In the fall of 2015 Michelle and Matt Hertel gave birth to a baby girl and a 5-axis CNC milling machine in Montana.
Their baby girl, Ruby, is flourishing and so is their other baby, the Pocket NC 5-axis mill, which sells for $4,000 naked, out of their small factory in Bozeman, Montana.
Before they moved back to Big Sky Country where they grew up, Michelle and Matt lived in the Seattle area. Michelle was a mechanical engineer at Boeing, and Matt was a night shift machinist at Electroimpact Corporation, which makes enormous automation equipment for the aerospace industry. He says that while on breaks he and a fellow machinist would fantasize about building a tiny but capable CNC machine for the sophisticated hobbyist.
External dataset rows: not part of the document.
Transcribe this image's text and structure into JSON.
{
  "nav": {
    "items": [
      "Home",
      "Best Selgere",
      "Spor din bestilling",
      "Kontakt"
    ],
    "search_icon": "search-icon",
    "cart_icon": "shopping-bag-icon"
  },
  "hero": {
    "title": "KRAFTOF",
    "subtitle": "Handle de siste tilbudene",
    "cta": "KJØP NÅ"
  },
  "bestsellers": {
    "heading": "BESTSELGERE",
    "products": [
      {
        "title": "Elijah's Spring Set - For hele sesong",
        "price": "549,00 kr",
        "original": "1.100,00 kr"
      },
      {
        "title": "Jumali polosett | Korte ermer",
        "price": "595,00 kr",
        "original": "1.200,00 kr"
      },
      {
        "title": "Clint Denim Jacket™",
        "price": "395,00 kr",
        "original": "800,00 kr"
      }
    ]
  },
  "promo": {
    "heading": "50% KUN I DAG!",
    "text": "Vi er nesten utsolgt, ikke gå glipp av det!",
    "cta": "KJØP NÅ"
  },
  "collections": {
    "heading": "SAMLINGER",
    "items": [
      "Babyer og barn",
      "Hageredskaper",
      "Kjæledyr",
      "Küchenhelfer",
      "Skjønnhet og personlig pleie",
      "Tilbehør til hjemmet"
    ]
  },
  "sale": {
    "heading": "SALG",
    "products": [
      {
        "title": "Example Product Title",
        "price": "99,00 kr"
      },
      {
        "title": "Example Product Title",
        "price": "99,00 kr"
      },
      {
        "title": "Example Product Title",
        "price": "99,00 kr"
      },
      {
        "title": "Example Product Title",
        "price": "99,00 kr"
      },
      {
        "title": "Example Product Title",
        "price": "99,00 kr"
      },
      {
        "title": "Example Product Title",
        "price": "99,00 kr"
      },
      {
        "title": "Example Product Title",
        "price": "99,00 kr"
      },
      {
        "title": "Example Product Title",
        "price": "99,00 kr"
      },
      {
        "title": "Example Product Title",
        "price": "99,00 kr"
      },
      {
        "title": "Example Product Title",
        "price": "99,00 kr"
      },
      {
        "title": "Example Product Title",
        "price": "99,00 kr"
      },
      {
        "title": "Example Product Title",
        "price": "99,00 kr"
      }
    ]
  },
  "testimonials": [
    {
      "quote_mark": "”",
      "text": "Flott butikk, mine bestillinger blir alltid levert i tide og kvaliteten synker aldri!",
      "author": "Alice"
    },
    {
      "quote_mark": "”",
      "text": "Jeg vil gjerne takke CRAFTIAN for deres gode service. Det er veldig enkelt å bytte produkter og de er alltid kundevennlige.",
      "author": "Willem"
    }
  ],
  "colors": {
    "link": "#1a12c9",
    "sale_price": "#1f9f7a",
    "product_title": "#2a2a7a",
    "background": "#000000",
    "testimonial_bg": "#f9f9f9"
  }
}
He and Michelle ultimately decided to go back home to start a family and a company. They bought a house with a garage that became their workshop, then sold the house to finance their dream until they could build the prototype that would satisfy them and potential investors.
Their original plan was to build a 3-axis CNC mill but later decided that for a little more money and engineering work they could build a 5-axis machine that would give them a competitive advantage. The least expensive 5-axis machine on the market was $50-$60,000, more than ten times the price of their desired price point.
By August of 2015 they were set to go into production of their mill in their rented garage in Bozeman. Michelle was due to give birth in September. Their pitch video was polished and ready for prime time on the crowdfunding site Kickstarter. Each contributor of $3,500 on Kickstarter would get first dibs on a Pocket NC 5-axis desktop milling machine.
They hit their goal of $355,000, which enabled them to buy the materials for 100 machines. Kickstarter took a 5% commission, and they lost an additional 3% from the contributors who used credit cards, but it was enough to get going. Matt and Michelle did everything at the beginning. Now they are a group of four mechanical engineers and an assembly person. Michelle is working part-time.
They surpassed their initial target of 100 machines, and each month’s sales are beating the previous month’s. They have sold more than 300 machines. Matt says they quickly discovered that the hobbyist market barely existed for a machine costing $4,000 to $6,000, depending on accessories, but they found that labs, universities, small businesses and professionals were looking for a tiny, versatile mill for experimenting and making parts quickly. There are Pocket NC machines now at NASA, MIT and the European Space Agency. Production has escalated to well over 20 machines per month, and Matt is looking for an additional employee, which is not so easy to find in Bozeman, which has the lowest unemployment of any metropolitan area in the country of over 200,000 people. It is the photonics (laser) mecca of America.
Obviously, a tiny mill that can be transported in a suitcase is not an Okuma or a Haas machine. It is not meant for material tougher to machine than aluminum and its tolerances are only guaranteed to +/- 0.005. It is not a mass market machine, but it has its niche, and it appears to be a fairly large and untouched market. A lab can find $5k in the cookie jar quite easily, so it can bypass many of the bureaucratic justifications.
For Matt and Michelle the next goal is to improve the strength and capability of their machine without dramatically changing the price point.
The Hertels are living the American Dream now, and they are doing so without killing themselves. Matt leaves the shop at 5-6pm to play with their little girl, Ruby. At a year and a half both of their babies are growing like gangbusters.
Question: Would you be interested in a Pocket NC Mill?